I’ve had so many thoughts whirling about in my brain over the last twenty-four hours for blog posts. Now that I’m at my computer, they’ve seemed to scurry under the covers like I should be doing. An old dog barking to go out at 4 a.m. is hell on my sleep schedule.
Do all introverts over-analyze the minutiae of every interaction with other human beings? What was said, how it was said, what wasn’t said. Was I too loud? Did I come on too strong? Did I remember to verbalize the appropriate responses? Did I keep from rolling my eyes? Was it obvious I wanted to escape? Did I cling to the one person who made me feel comfortable?
Is the angst worth it?
I was ten when a new family moved into the suburban house across the street. A good Catholic family with six kids. Three of the girls were within a year of me. The dynamic of the neighborhood changed overnight. I’d lived there all my life. I was comfortable. But now, these kids were outside, playing, laughing and suddenly I felt like the interloper. I didn’t know how to fit in, join in, to my changed landscape. I stayed in the house most of that summer because I couldn’t go across the street and ask if I could play. The stakes were too high. What if they said no? I would be extricated from my own neighborhood. It was easier to retreat than to be forced out.

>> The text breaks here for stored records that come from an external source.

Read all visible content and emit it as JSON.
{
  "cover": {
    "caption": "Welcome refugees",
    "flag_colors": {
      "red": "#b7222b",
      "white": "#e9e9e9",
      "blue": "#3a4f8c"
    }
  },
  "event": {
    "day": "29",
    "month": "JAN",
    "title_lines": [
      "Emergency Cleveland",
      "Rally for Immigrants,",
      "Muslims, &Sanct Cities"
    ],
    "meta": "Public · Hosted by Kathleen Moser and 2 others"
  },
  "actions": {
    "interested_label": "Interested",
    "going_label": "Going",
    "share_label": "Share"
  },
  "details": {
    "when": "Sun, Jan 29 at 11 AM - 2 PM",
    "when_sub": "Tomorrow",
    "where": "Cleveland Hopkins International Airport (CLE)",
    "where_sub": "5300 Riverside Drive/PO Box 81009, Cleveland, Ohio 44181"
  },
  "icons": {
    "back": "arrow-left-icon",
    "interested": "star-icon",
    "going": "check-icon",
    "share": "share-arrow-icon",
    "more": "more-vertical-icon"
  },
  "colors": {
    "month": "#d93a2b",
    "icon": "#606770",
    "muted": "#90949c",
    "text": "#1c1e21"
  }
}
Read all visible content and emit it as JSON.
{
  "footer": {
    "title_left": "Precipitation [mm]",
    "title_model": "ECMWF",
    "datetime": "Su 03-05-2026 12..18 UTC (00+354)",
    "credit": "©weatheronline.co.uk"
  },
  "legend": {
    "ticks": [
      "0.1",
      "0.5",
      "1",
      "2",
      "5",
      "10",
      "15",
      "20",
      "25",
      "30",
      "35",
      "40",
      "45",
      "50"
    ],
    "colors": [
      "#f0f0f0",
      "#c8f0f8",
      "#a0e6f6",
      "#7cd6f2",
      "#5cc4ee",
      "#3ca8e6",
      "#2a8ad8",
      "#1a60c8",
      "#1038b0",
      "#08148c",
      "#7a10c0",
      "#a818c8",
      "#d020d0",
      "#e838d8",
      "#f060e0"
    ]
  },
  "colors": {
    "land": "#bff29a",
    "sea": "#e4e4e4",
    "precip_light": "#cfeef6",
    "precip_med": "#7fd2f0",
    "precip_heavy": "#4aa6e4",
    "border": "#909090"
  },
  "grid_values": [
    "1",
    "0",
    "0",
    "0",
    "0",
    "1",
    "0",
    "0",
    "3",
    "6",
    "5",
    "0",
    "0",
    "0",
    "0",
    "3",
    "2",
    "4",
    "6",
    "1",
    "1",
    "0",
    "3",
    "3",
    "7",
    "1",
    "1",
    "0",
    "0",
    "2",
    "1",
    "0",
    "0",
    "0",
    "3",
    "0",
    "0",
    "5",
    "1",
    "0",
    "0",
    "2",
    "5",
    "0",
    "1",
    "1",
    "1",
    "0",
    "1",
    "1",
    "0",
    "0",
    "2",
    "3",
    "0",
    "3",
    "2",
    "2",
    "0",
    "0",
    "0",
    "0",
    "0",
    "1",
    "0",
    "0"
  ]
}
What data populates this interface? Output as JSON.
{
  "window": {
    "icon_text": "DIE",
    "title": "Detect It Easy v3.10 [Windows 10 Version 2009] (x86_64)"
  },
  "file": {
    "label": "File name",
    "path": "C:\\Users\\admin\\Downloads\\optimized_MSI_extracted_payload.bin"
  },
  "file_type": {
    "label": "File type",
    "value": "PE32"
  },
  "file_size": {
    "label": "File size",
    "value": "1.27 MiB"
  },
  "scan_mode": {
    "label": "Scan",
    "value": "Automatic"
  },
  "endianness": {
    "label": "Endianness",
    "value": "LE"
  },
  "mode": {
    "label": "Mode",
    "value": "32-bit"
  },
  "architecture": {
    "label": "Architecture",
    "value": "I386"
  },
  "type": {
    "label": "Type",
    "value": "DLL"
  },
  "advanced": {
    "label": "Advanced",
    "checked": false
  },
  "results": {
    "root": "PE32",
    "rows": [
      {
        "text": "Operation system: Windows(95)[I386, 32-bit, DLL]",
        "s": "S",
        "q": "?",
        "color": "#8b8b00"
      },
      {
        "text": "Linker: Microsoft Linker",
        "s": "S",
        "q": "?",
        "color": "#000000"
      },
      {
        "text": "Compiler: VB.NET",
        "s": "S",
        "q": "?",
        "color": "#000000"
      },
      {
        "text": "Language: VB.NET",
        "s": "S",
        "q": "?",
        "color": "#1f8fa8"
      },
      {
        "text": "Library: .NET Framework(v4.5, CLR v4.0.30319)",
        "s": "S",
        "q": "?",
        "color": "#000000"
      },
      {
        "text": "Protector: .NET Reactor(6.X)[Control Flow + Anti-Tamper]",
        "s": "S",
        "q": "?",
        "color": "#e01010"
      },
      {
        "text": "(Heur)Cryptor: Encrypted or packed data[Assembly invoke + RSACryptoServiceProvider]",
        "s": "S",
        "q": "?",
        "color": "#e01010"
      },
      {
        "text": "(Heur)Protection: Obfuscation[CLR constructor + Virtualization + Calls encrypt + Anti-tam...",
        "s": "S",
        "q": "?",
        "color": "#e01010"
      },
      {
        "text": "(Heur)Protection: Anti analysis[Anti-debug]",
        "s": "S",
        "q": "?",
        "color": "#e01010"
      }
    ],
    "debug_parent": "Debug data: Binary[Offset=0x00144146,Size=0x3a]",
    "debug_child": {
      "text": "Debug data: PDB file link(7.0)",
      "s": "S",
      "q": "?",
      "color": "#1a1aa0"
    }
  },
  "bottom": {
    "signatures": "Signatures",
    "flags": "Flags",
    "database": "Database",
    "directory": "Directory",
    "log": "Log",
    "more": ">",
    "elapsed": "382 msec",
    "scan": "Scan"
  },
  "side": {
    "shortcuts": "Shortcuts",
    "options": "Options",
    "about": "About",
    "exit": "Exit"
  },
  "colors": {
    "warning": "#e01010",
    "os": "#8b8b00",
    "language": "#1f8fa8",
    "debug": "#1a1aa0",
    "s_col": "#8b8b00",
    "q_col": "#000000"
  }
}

Eventually, I crossed the street and made a friend. It was okay for a year, until the day the little girl across the street, my best friend, stopped speaking to me. Darkness and despair followed. As well as embarrassment and self-recrimination. It lasted for six miserable months. Six months of exile without a clue why. Then the family moved.
Are friends worth it?
I know many people who can sort through the flotsam and jetsam of relationships, picking up the good and letting the sea take the rest. Ignoring the difficult without a second thought. Like water off a duck’s back.
I have to pick up each piece, catalogue and store it all, even the tiniest shard. Later, I take out each one and turn them over in my hands, examining every detail. Lists of defects are gathered, pondered over and blame is placed, usually upon myself.
Is it because friendships are so much work for an introvert that we have so few of them? Or are our circles drawn to only allow a few?
Or maybe we just don’t know how to do the friend thing.
I remember my mother sending me off to camp with the words, if you want a friend, be a friend. So much pressure. It was all up to me. I could have friends if I acted right, but then, if I didn’t have friends it was all my fault.
And what was acting right? What were the rules, the expectations? Did the other kids know them? How did they know what eluded me? Or did they never think about these things?
I still don’t know how to friend. Yes, I made that a verb. Friend. Definition: To act in the acceptable way to be a friend.
Over my life, my friends have mostly been simple extroverts. Simple because they don’t overthink life, they live it. Duckies who let it all roll off their backs. I don’t have to worry about offending them by making a misstep. They aren’t sticklers for the rules of friending. They are the safe ones. The ones that live in the moment and give my brain a rest.
God bless the duckies. All introverts need a ducky or two.